Lucy Newman Helps Senior Citizen Keep Her Home of 30 Years
FRIDAY, APRIL 24, 2009

Lucy Newman, a staff attorney in the Bronx Neighborhood Office of the Civil Practice, prevented the eviction of a 73-year-old woman from her home of 30 years in the Fordham Heights section of The Bronx. Civil Court Judge Jaya K. Madhavan supported Lucy Newman's laches defense and dismissed the eviction proceedings, ruling that the landlord's delay in initiating the eviction proceedings constituted sufficient prejudice. "To permit petitioner to apply respondent's payments to her past arrears to support its possessory claim would cause respondent - who is elderly and indigent - to lose her home of over 30 years," Judge Madhavan wrote. "The court cannot countenance such a patently unjust result."

 

The New York Law Journal
Landlord's Delay Prompts Court to Dismiss Eviction Proceeding
Mark Fass
04-21-2009

A Bronx judge has dismissed an eviction proceeding, holding that the landlord's 23-month delay in initiating the action constituted sufficient prejudice to support the tenant's laches defense.

Civil Court Judge Jaya K. Madhavan (See Profile) ruled that the landlord's application of the tenant's monthly checks toward her ongoing balance rather than toward her rent, and its concomitant contention that the arrears were therefore current and not "stale," constituted unjust bookkeeping.

"To permit petitioner to apply respondent's payments to her past arrears to support its possessory claim would cause respondent - who is elderly and indigent - to lose her home of over 30 years," Judge Madhavan wrote in A&E Tiebout Realty v. Johnson, 53356/08. "The court cannot countenance such a patently unjust result."

The Bronx Civil Court decision will be published Friday.

Landlord A&E Tiebout Realty initiated the present proceeding against tenant Lois Johnson in September 2008, seeking alleged arrears of $1,538 for Ms. Johnson's Tiebout Avenue apartment. A&E sought rent for the two previous months, along with unpaid washing machine and air conditioner fees.

The company also sought Ms. Johnson's eviction, based on the arrears.

Ms. Johnson, a 73-year-old Section 8 tenant, has lived in the Fordham Heights apartment since the 1970s. She failed to pay her share of the rent - $179.30 - five times between December 2006 and October 2007.

In her answer, Ms. Johnson moved for summary judgment on the grounds of laches - i.e., that the landlord's delay in initiating the action caused her significant injury and prejudice.
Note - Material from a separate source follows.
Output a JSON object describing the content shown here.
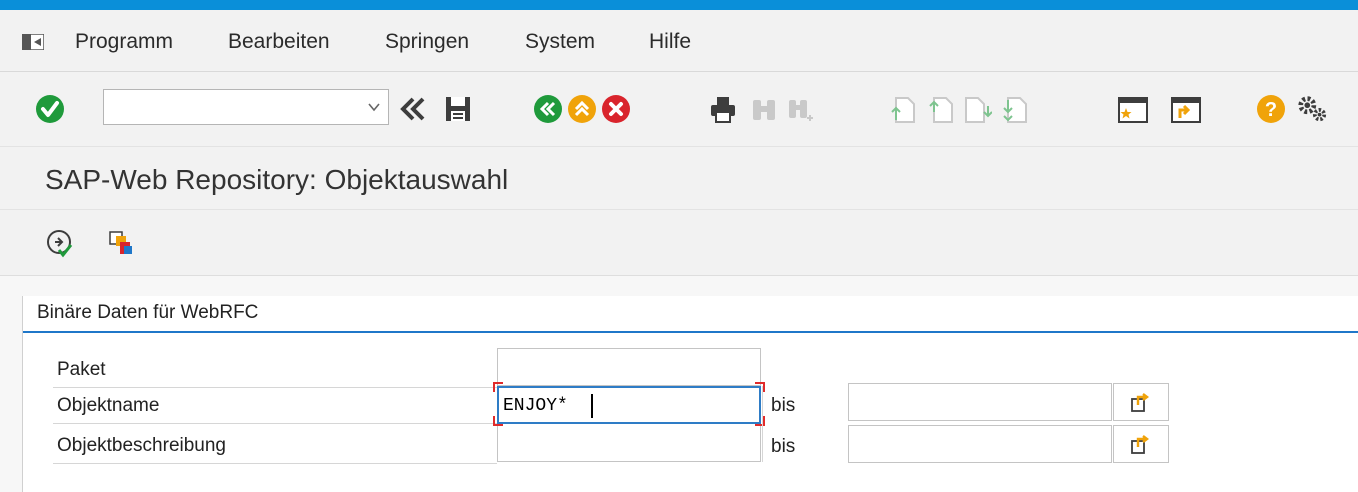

A&E denied any delay, arguing that although Ms. Johnson had submitted the exact amount of her monthly rent each month since October 2007, the company had applied each check to her arrears, not the current rent. Therefore, A&E contended, Ms. Johnson's arrears remained current, instead of "stale."

The general rule, the company noted, is that a debtor may direct how payments are to be applied, but if she fails to do so the creditor may apply the payments as it sees fit.

Judge Madhavan found several reasons that the rule did not apply in the present case.

The form of Ms. Johnson's payments - monthly, at the beginning of the month and for the amount of her rent - implied an intent for the funds to be used for her rent, not her arrears, the judge wrote.

Laches, which requires a "disadvantage resulting from the delay," also precluded the landlord's accounting, the court held.

"Petitioner's unreasonable delay in commencing this proceeding has left respondent unable to pay her alleged arrears for which she may be evicted from her home of over three decades," Judge Madhavan wrote. "Thus, this element of laches has been amply met as well."

Lucy Newman of the Bronx office of the Legal Aid Society represented Ms. Johnson.

"They tried to argue 'first in, first out,' but that would [only] make sense if [Ms. Johnson], say, missed those five months and only made two payments since," Ms. Newman said.

Isidore Whitfield Scipio of Gutman, Mintz, Baker & Sonnenfeldt, who represented A&E, could not be reached for comment.

Mark.Fass@incisivemedia.com